In the matter of taxation, Minister of Industry Renato Altissimo has succeeded in securing tax exemption for reinvested profits in order to stimulate investments. And the minister of finance has promised to revise the tax structure, which should simplify the tax code and reduce rates across the board.

But the most significant change has been in the area of social welfare. Socialist Minister of Labor and Social Security Gianni De Michelis has proposed to trim the welfare state by introducing means tests.

This is a drastic departure from the regnant philosophy of a few years ago, when the universality of state welfare enjoyed the status of dogma and was not to be questioned. Experience has forced the Socialists to rethink their position: the national health service, which was introduced in 1980, has proved to be such a failure—"the scandal of the century," according to the leftist weekly Espresso—that everyone agrees on the need for some reform.
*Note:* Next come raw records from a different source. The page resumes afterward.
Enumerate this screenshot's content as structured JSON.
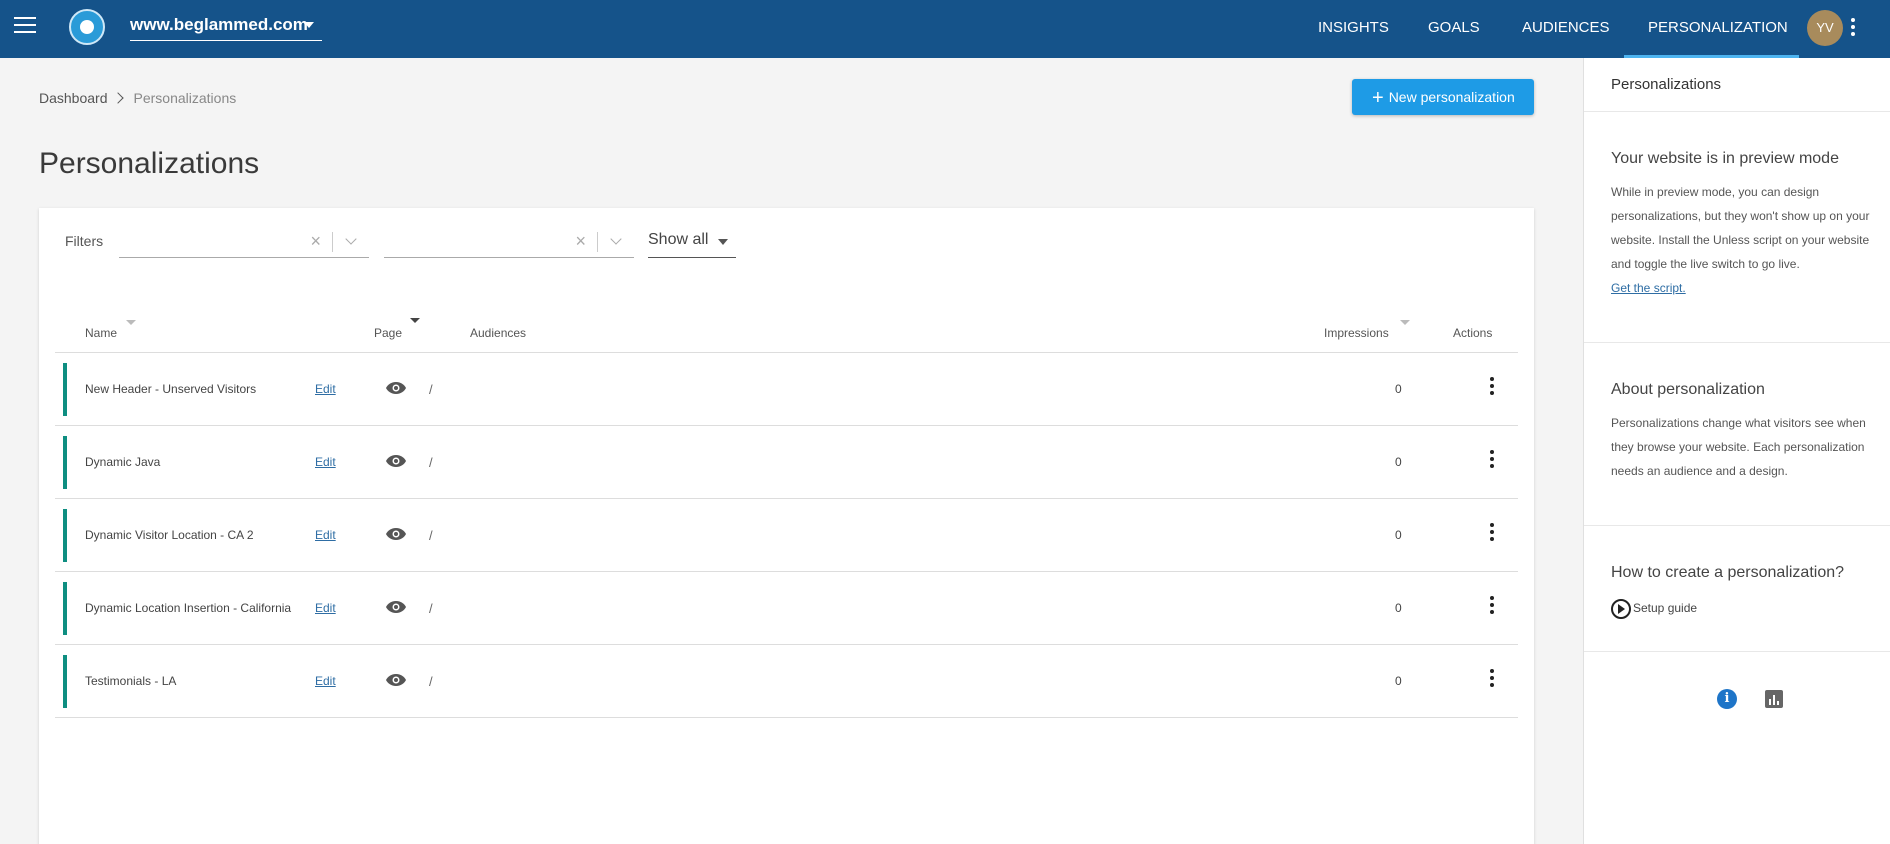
{
  "topbar": {
    "site": "www.beglammed.com",
    "nav": [
      "INSIGHTS",
      "GOALS",
      "AUDIENCES",
      "PERSONALIZATION"
    ],
    "avatar_initials": "YV"
  },
  "breadcrumb": {
    "root": "Dashboard",
    "current": "Personalizations"
  },
  "new_button_label": "New personalization",
  "page_title": "Personalizations",
  "filters": {
    "label": "Filters",
    "show_select_value": "Show all"
  },
  "table": {
    "headers": {
      "name": "Name",
      "page": "Page",
      "audiences": "Audiences",
      "impressions": "Impressions",
      "actions": "Actions"
    },
    "rows": [
      {
        "name": "New Header - Unserved Visitors",
        "edit": "Edit",
        "page": "/",
        "impressions": "0"
      },
      {
        "name": "Dynamic Java",
        "edit": "Edit",
        "page": "/",
        "impressions": "0"
      },
      {
        "name": "Dynamic Visitor Location - CA 2",
        "edit": "Edit",
        "page": "/",
        "impressions": "0"
      },
      {
        "name": "Dynamic Location Insertion - California",
        "edit": "Edit",
        "page": "/",
        "impressions": "0"
      },
      {
        "name": "Testimonials - LA",
        "edit": "Edit",
        "page": "/",
        "impressions": "0"
      }
    ],
    "status_color": "#0e8e81"
  },
  "panel": {
    "title": "Personalizations",
    "preview": {
      "title": "Your website is in preview mode",
      "text": "While in preview mode, you can design personalizations, but they won't show up on your website. Install the Unless script on your website and toggle the live switch to go live.",
      "link": "Get the script."
    },
    "about": {
      "title": "About personalization",
      "text": "Personalizations change what visitors see when they browse your website. Each personalization needs an audience and a design."
    },
    "howto": {
      "title": "How to create a personalization?",
      "guide": "Setup guide"
    },
    "icon_info": "i"
  },
  "colors": {
    "topbar": "#15538a",
    "primary_button": "#1e9be6",
    "active_tab_underline": "#4db4f0"
  }
}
Something must be done about a system that costs Italian taxpayers over $20 billion a year and provides service that's so poor that more than half the population ignores it and opts for private medical care.

De Michelis's solution: to replace the present arrangement with a three-tiered system that provides full benefits for families with incomes under $7,000 a year, partial benefits for those earning between $7,000 and $14,000 a year, and nothing for those earning more than $14,000.

The catch is that De Michelis's proposed reform does not include any plan for cutting down the number of state welfare bureaucrats. The result might be that we'll have a system serving a fraction of the total population but still employing a gigantic bureaucracy.

Despite these inconsistencies, the important fact is that many former advocates of statism are recognizing that we should move towards a society based on meno stato e piu mercato (less government, more market). Only time will tell whether these admirable intentions will be followed by equally admirable results.

—Antonio Martino

Global Roundup

? Reds like green. The newspaper of the Italian Communist Party, L'Unita, has broken down and begun publishing the daily report from the Milan stock exchange. Financial Editor Renzo Stefanelli says defensively: the paper is simply giving its readers, who include "many executives in private business." what they want.